Burning Down the House
Save the last dance for 2011, because 2012’s gonna be a riot
|The Sugar Beets
Does anybody know when, exactly, that Mayan calendar thingy is s’posed to go down? And what, precisely, will occur when the Year 2012 turns over? Will the shit really hit the fan? There’s been talk of “global transformations,” but it’s uncertain what those Mayan seers had in mind — whether we’re all going to catch holy fire and shrivel into beef jerky or, instead, light up like kliegs and flame out like angels. Is this the End or just the Beginning?
Listen up, music fans and fan dancers, we’ve had enough of these dire predictions and apocalyptic talk. For all we know, we’re already dead. The only certainty is that whatever happens when we rip 2011 off the corkboard, we want it to happen to music. Play us a soundtrack. Put that needle in the groove, DJ Fancypants, and give us that thumpa-thumpa voodoo you do. Let’s make like Prince, and party like it’s 2011. So get on the bus, Baby Jesus — in Eugene, you ride for free.

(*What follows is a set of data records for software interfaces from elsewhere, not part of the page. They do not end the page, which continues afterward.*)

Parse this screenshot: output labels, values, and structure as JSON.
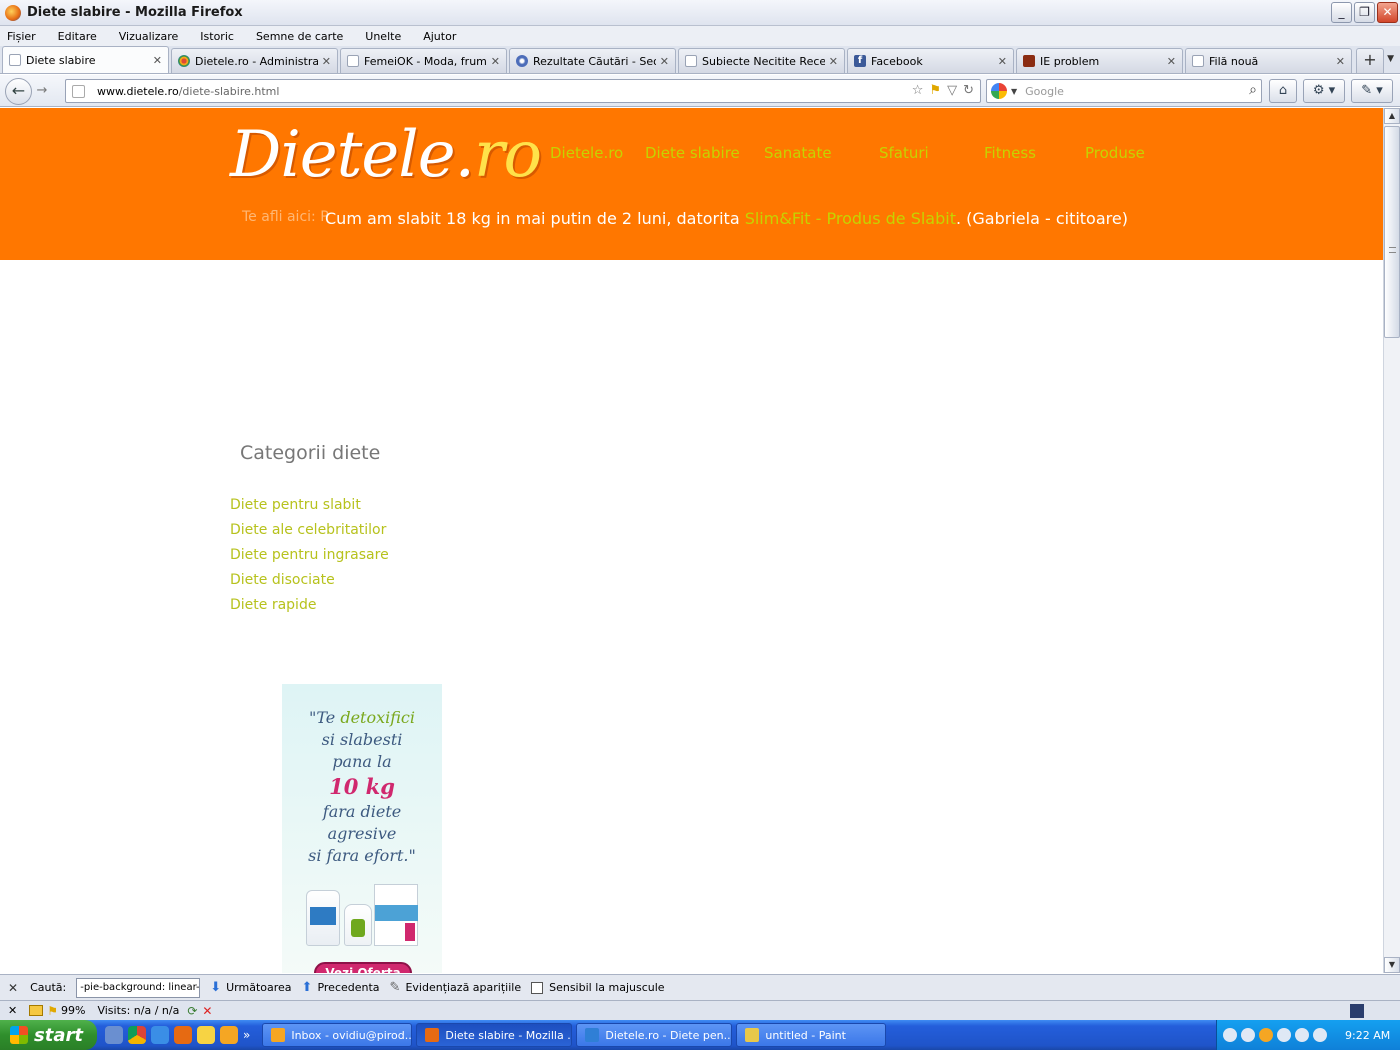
{
  "window": {
    "title": "Diete slabire - Mozilla Firefox",
    "controls": {
      "minimize": "_",
      "maximize": "❐",
      "close": "✕"
    }
  },
  "menubar": [
    "Fișier",
    "Editare",
    "Vizualizare",
    "Istoric",
    "Semne de carte",
    "Unelte",
    "Ajutor"
  ],
  "tabs": [
    {
      "label": "Diete slabire",
      "favicon": "blank-page-icon",
      "active": true
    },
    {
      "label": "Dietele.ro - Administration",
      "favicon": "joomla-icon"
    },
    {
      "label": "FemeiOK - Moda, frumu...",
      "favicon": "blank-page-icon"
    },
    {
      "label": "Rezultate Căutări - Seo...",
      "favicon": "seo-icon"
    },
    {
      "label": "Subiecte Necitite Recente",
      "favicon": "blank-page-icon"
    },
    {
      "label": "Facebook",
      "favicon": "facebook-icon"
    },
    {
      "label": "IE problem",
      "favicon": "ie-problem-icon"
    },
    {
      "label": "Filă nouă",
      "favicon": "blank-page-icon"
    }
  ],
  "tab_close_glyph": "✕",
  "new_tab_glyph": "+",
  "url": {
    "host": "www.dietele.ro",
    "path": "/diete-slabire.html"
  },
  "search": {
    "placeholder": "Google"
  },
  "site": {
    "logo_main": "Dietele.",
    "logo_accent": "ro",
    "nav": [
      "Dietele.ro",
      "Diete slabire",
      "Sanatate",
      "Sfaturi",
      "Fitness",
      "Produse"
    ],
    "breadcrumb_ghost": "Te afli aici: P",
    "testimonial_prefix": "Cum am slabit 18 kg in mai putin de 2 luni, datorita ",
    "testimonial_link": "Slim&Fit - Produs de Slabit",
    "testimonial_suffix": ". (Gabriela - cititoare)",
    "accent_color": "#ff7700",
    "link_color": "#c6d300"
  },
  "categories": {
    "title": "Categorii diete",
    "items": [
      "Diete pentru slabit",
      "Diete ale celebritatilor",
      "Diete pentru ingrasare",
      "Diete disociate",
      "Diete rapide"
    ]
  },
  "ad": {
    "l1a": "\"Te ",
    "l1b": "detoxifici",
    "l2": "si slabesti",
    "l3": "pana la",
    "big": "10 kg",
    "l4": "fara diete",
    "l5": "agresive",
    "l6": "si fara efort.\"",
    "cta": "Vezi Oferta"
  },
  "findbar": {
    "label": "Caută:",
    "value": "-pie-background: linear-gradient",
    "next": "Următoarea",
    "prev": "Precedenta",
    "highlight": "Evidențiază aparițiile",
    "match_case": "Sensibil la majuscule"
  },
  "statusbar": {
    "zoom": "99%",
    "visits": "Visits: n/a / n/a"
  },
  "taskbar": {
    "start": "start",
    "tasks": [
      {
        "label": "Inbox - ovidiu@pirod...",
        "icon_color": "#f5a623"
      },
      {
        "label": "Diete slabire - Mozilla ...",
        "icon_color": "#e66a12",
        "active": true
      },
      {
        "label": "Dietele.ro - Diete pen...",
        "icon_color": "#2f7fd6"
      },
      {
        "label": "untitled - Paint",
        "icon_color": "#e8c84a"
      }
    ],
    "clock": "9:22 AM"
  }
}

Boozehounds snicker and call it “Amateur Night,” but they miss the point: New Year’s Eve is a ritual, a time to shed this past year’s used-up skin like a snake and slither reborn into the future. And we in Eugene are being offered myriad ways to get tipsy and toast 2012, whether that means doing the whirling dervish to hippie jams, bouncing the pogo to hip hop, or getting deep and contemplative with a taste of local nouveau-folk/alt-country twang.

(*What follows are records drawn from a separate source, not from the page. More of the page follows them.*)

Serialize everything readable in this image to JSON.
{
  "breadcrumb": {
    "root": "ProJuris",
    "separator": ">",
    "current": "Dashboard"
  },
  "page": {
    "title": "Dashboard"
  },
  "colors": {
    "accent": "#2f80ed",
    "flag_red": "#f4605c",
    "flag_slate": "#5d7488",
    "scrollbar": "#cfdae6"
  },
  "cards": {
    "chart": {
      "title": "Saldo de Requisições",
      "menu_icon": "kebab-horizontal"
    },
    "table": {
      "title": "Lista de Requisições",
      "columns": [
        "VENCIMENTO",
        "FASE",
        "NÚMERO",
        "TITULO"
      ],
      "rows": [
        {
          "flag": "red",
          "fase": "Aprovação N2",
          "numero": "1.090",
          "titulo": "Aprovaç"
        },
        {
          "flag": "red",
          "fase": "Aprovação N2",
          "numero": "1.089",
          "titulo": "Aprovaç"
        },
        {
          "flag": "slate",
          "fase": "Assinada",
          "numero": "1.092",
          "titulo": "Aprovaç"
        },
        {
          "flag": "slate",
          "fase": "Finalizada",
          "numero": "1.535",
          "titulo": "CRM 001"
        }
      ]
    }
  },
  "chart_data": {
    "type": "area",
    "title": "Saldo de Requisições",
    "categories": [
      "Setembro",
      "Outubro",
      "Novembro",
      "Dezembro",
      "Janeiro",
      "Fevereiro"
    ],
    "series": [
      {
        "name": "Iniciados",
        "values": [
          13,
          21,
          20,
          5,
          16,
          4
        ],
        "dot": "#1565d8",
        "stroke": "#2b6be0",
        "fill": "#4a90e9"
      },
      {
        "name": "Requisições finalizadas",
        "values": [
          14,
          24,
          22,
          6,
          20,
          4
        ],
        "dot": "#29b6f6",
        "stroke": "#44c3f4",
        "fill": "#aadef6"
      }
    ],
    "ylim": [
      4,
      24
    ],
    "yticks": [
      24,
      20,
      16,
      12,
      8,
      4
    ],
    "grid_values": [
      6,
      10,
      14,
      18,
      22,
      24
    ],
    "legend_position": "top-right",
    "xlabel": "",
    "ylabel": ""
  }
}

In what can only be considered a huge coup for Eugene fans of ska, Jamaican singer Norma Fraser, dubbed the “Queen of American Roots Reggae,” rings in the New Year at Mac’s Vet’s Ballroom. Returning to the scene after a 20-year hiatus with a new-ish album, C’Mon Baby, Fraser is the real thing: Her first single, “We’ll Be Lovers,” was recorded in 1961 at Coxson Dodd’s legendary Studio One in Jamaica, where she worked with such luminaries as Bob Marley, Peter Tosh and Bunny Wailer. “I’m more mature now,” Fraser has said, “and truly understand how music can heat people and bring joy to their lives.”
When it comes to artistic output and critical recognition, 2011 was a banner year for Eugene singer/songwriter Tyler Fortier. He toured like mad, released several albums including the stark, lovely Bang on Time, and in general proved himself more than worthy of the big-time recognition that is sure to come, and soon. Fortier — an EW “Next Big Thing” singles contest co-winner — brings his scorching live performance to WOW Hall, where along with the Ty Curtis Band he will put a fitting exclamation point on a very productive, very exciting 2011.
And what would New Year’s Eve be without the electrified hip hop of Eugene’s own Marv Ellis & The Platform combined with the jam-band ballistics of local funk faves Reeble Jar. Both outfits will light up McDonald Theatre for a patently wild, and wildly danceable, New Year’s Eve party.
Yo, there’s more. Keeping it low-down and local, dubious, Van Wenda and Downseekers chime in 2012 at the Cooler. The Sugar Beets play Cozmic, featuring a special midnight celebration with Infusia Dance Tribe. At the Granary, you can catch Poor Miner’s Union and the Alder St. All-Stars, while the Dead Americans and The Up Beat unleash some ‘60s soul and reggae to toke in 2012. If the sepia-tinged nostalgia of the Roaring 1920s is your cup of absinthe, catch Bad Mitten Orchestre and local bluegrass badasses Water Tower Bucket Boys at Sam Bond’s. Basin & Range and other funky fools kick out the jams at Oak St. Speakeasy, and Concrete Cowboys mosey up to Whiskey River Ranch.
There’s plenty more going on in Eugene on Jan. 31, so if none of the above melts your butter, check out our weekly Nightlife section for further New Year’s Eve options. Cheers.